The central idea of the 10th question is combining your knowledge of trigonometry with the Pythagoras theorem. It is again a practical problem where two aeroplanes’ speed, flying North and West is given, and you need to find the distance between the two planes after a certain time lapse.

### Exercise 6.5 Class 10 Question 12

This is another problem that contains the application of both Pythagoras theorem and trigonometry concepts. Your ease in such problems will develop as you keep doing such problems and building your foundation in both these aspects of mathematics.

### Exercise 6.5 Class 10 Question 13

In a right-angled triangle, ABC, right-angled at C, two points D and E are taken on sides AC and BC respectively. One needs to prove equations involving the interrelation of triangles and the Pythagoras theorem.

### Exercise 6.5 Class 10 Question 14

This question needs an elaborate implementation of the Pythagoras theorem and is a lengthy problem where you are given the figure of a triangle ABC. A perpendicular is drawn from point A on BC which intersects the side at D, and you need to prove a statement involving these sides of the triangle.

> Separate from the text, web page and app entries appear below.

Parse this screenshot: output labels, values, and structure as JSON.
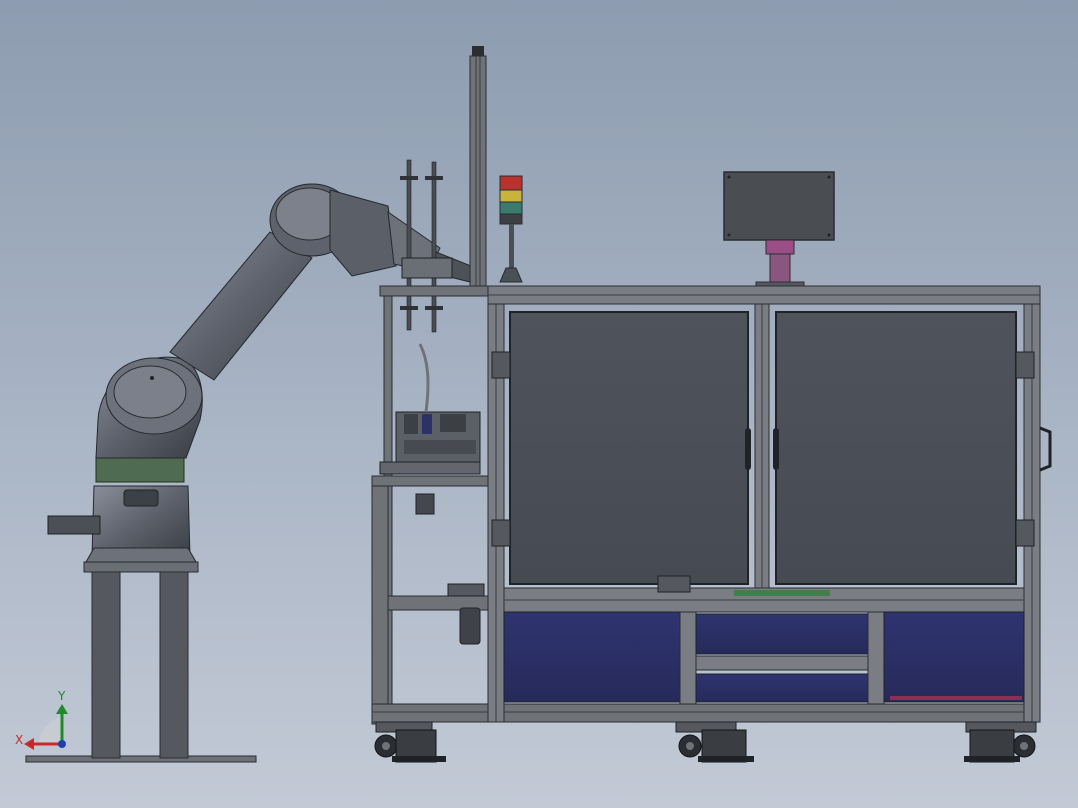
{
  "triad": {
    "x_label": "X",
    "y_label": "Y"
  },
  "colors": {
    "background_top": "#8d9cb0",
    "background_bottom": "#c3cad6",
    "frame_profile": "#6f7378",
    "frame_edge": "#2a2d31",
    "door_panel": "#4b4f57",
    "drawer_panel": "#2d3266",
    "robot_body": "#5a5f68",
    "robot_band": "#4f6b52",
    "screen": "#4a4d52",
    "screen_mount": "#9b4d88",
    "tower_red": "#b8322e",
    "tower_yellow": "#c8b43a",
    "tower_green": "#3a7b6e"
  },
  "icons": {
    "robot": "industrial-robot-arm",
    "cabinet": "machine-cabinet",
    "signal_tower": "stack-light",
    "triad": "coordinate-axes"
  }
}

### Exercise 6.5 Class 10 Question 15

Question 15 of this exercise is based on an equilateral triangle, and you are given various features of that triangle. It is one of the complicated problems, but you can easily understand it once you go through our solutions. You would need to draw an imaginary altitude from A to BC. Then you can apply the property of the altitude of an equilateral triangle that bisects the opposite side to derive the equation given.

### Exercise 6.5 Class 10 Question 16

This question requires you to prove some facts about an equilateral triangle. You need to prove that in an equilateral triangle if you multiply the square of one side by 3 then it is equal to 4 times the square of one of its altitudes.

### Exercise 6.5 Class 10 Question 17

The last question is a multiple-choice question where you need to find out one specific angle of a triangle. You are given the length of the sides of the triangle and apply Pythogaros triplets to find the solution.

### Key Features of NCERT Solutions for Class 10 Maths Chapter 6 Exercise 6.5

The NCERT Solutions Class 10 Maths Ex 6.5 is prepared by the expert team of Vedantu keeping in mind the understanding level of class 10 students. Hence students will find it easy to go through them. Some of the main benefits of these solutions are:

• The solutions will clarify your doubts at the root level so that you can successfully attempt similar problems independently.

• The answers to each question are there, and nothing is left out.

• The mathematicians at Vedantu have taken care of the CBSE pattern and NCERT guidelines to answer these questions so you can be sure of scoring good marks with our solutions.

• Having the solution in PDF format is very convenient for quick revisions.

Q1. What is the Main Topic of Exercise 6.5 of Class 10th Maths, Chapter 6?

Ans. Exercise 6.5 of chapter 6 of class 10th maths is based on theorems involving right-angled triangles. The basis of the problems is the Pythagoras theorem along with many concepts you have learned about triangles in previous chapters. There are questions based on equilateral triangles, isosceles triangles, etc. for which you need to remember formulas or theorems revolving around these special triangles.

Q2. State the Pythagoras Theorem.

Ans. The Pythagoras theorem in mathematics denotes the fundamental relation between the three sides of a right-angle triangle. According to the Pythagoras theorem, in a right-angle triangle, the value of the square of the hypotenuse (this is the side opposite to the angel which is 90°) is equal to the summation of the squares of the other two sides so if ABC is a triangle where angle C is 90 degrees then:

AB² = BC² + AC². SHARE TWEET SHARE SUBSCRIBE